Just because the Olympics acknowledged the existence of twitter and Facebook does not mean the Games were “social.” We shouldn’t award any medals for social innovation.
Let’s take a look at some of the numbers found across the internet:
- 219.4 million network tv viewers
- 2 billion page views of NBC Olympic coverage
- 159 million video streams of coverage
- 8.8 million tickets sold to the Games
- 10,507 Olympic athletes
If you solely looked at the people who watched from seats at the Games, they would have to tweet about 17 times each to reach the total number of tweets. If I was sitting there, I’d tweet a heck of a lot more, but that doesn’t even factor in the 219.9 million TV viewers, or the 159 million online views.
Now factor in all the people that watched the Olympics on network TV and streaming video, that’s 2.5 tweets per viewer over two entire weeks. This doesn’t factor in the 2 billion page views to NBC’s site, or any of the other channels people found to see and talk about the games.
This is an extremely low number.
In comparison, the MTV Video Music Awards (the one in which Beyonce’s baby bump took top billing), garnered over 10 million tweets for 12 million viewers. That’s a social event!
The Olympics did nothing well to foster cool content about the games, there should’ve been more structure and a format for people to talk about their favorite events and athletes.. All conversation about social media dealt with the number of Twitter followers and Likes an athlete had. There was no conversation about what the athletes were actually saying.
And this is the point that makes me worried about social in general – there is a real lack of innovation to build interesting features and get people to communicate across the world about the games. More than just low numbers, a real opportunitiy was lost.
One Golden Idea: Photo Aggregation
There was a great interview with the photographer Chang Lee in the NYT that captures both the difficulty of his craft and the opportunity that exists for crowd participation.
Setting up for Usain Bolt’s race, it took: “about four hours. I had three cases of gear with me…There were nine runners, and out of them, seven were possible gold-medal winners. So, do I go tight on two or three? Or do I want to shoot a wider angle and have four or seven or nine? … You never know, and in a split-second decision, you can’t really get everything.”
This seems incredibly challenging, especially given the fact that there were over a hundred thousand amateur photographers (aka fans w/ phones) at the race. So wouldn’t it be great if there was an aggregator that took all photos from that one race and created a mosaic of the different angles and hundreds of different story lines that occurring at the same time?

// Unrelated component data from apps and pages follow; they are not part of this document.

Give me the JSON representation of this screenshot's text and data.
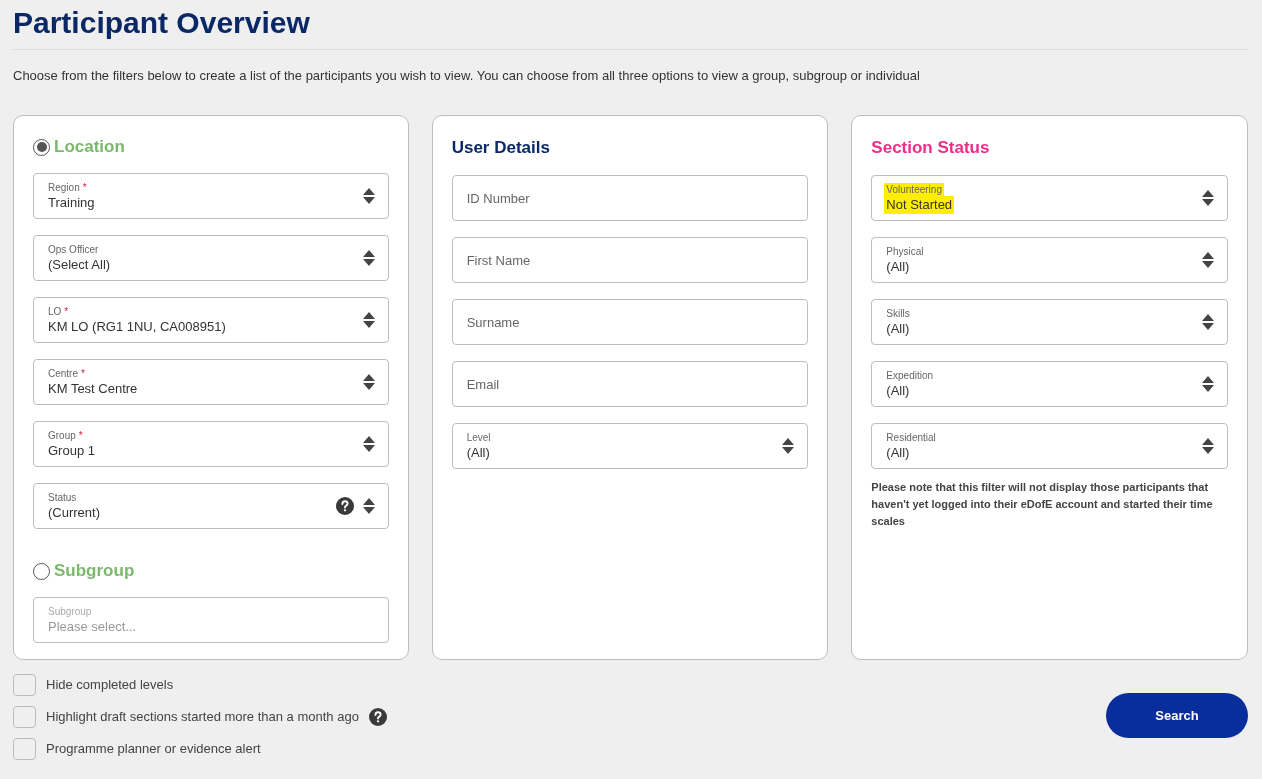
{
  "title": "Participant Overview",
  "description": "Choose from the filters below to create a list of the participants you wish to view. You can choose from all three options to view a group, subgroup or individual",
  "location": {
    "heading": "Location",
    "selected": true,
    "fields": [
      {
        "label": "Region",
        "required_mark": "*",
        "value": "Training",
        "help": false
      },
      {
        "label": "Ops Officer",
        "value": "(Select All)",
        "help": false
      },
      {
        "label": "LO",
        "required_mark": "*",
        "value": "KM LO (RG1 1NU, CA008951)",
        "help": false
      },
      {
        "label": "Centre",
        "required_mark": "*",
        "value": "KM Test Centre",
        "help": false
      },
      {
        "label": "Group",
        "required_mark": "*",
        "value": "Group 1",
        "help": false
      },
      {
        "label": "Status",
        "value": "(Current)",
        "help": true
      }
    ]
  },
  "subgroup": {
    "heading": "Subgroup",
    "selected": false,
    "field": {
      "label": "Subgroup",
      "placeholder": "Please select...",
      "disabled": true
    }
  },
  "user_details": {
    "heading": "User Details",
    "fields": [
      {
        "kind": "input",
        "placeholder": "ID Number"
      },
      {
        "kind": "input",
        "placeholder": "First Name"
      },
      {
        "kind": "input",
        "placeholder": "Surname"
      },
      {
        "kind": "input",
        "placeholder": "Email"
      },
      {
        "kind": "select",
        "label": "Level",
        "value": "(All)"
      }
    ]
  },
  "section_status": {
    "heading": "Section Status",
    "fields": [
      {
        "label": "Volunteering",
        "value": "Not Started",
        "highlighted": true
      },
      {
        "label": "Physical",
        "value": "(All)",
        "highlighted": false
      },
      {
        "label": "Skills",
        "value": "(All)",
        "highlighted": false
      },
      {
        "label": "Expedition",
        "value": "(All)",
        "highlighted": false
      },
      {
        "label": "Residential",
        "value": "(All)",
        "highlighted": false
      }
    ],
    "note": "Please note that this filter will not display those participants that haven't yet logged into their eDofE account and started their time scales"
  },
  "options": [
    {
      "label": "Hide completed levels",
      "checked": false,
      "help": false
    },
    {
      "label": "Highlight draft sections started more than a month ago",
      "checked": false,
      "help": true
    },
    {
      "label": "Programme planner or evidence alert",
      "checked": false,
      "help": false
    }
  ],
  "search_button": "Search"
}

It’s technologically possible, and way more engaging than putting all the pressure on a few professionals.
And these user photos just highlight the talent of photographers like Chang W. Lee. He would still capture moments like this:
I was also struck by his photos of the long tail sports. This is my once-in-every-four-year chance to watch world class handball.
Photos like these make me want to! So let me easily see more handball photos from people who are there.
Apparently the tape delay helps ratings. So wouldn’t it help ratings even more if Twitter was on fire with commentary throughout the day, providing a place for those less mainstream sports to be talked about as well?
We missed out on a truly global conversation. It’s time to return home and start training for 2016.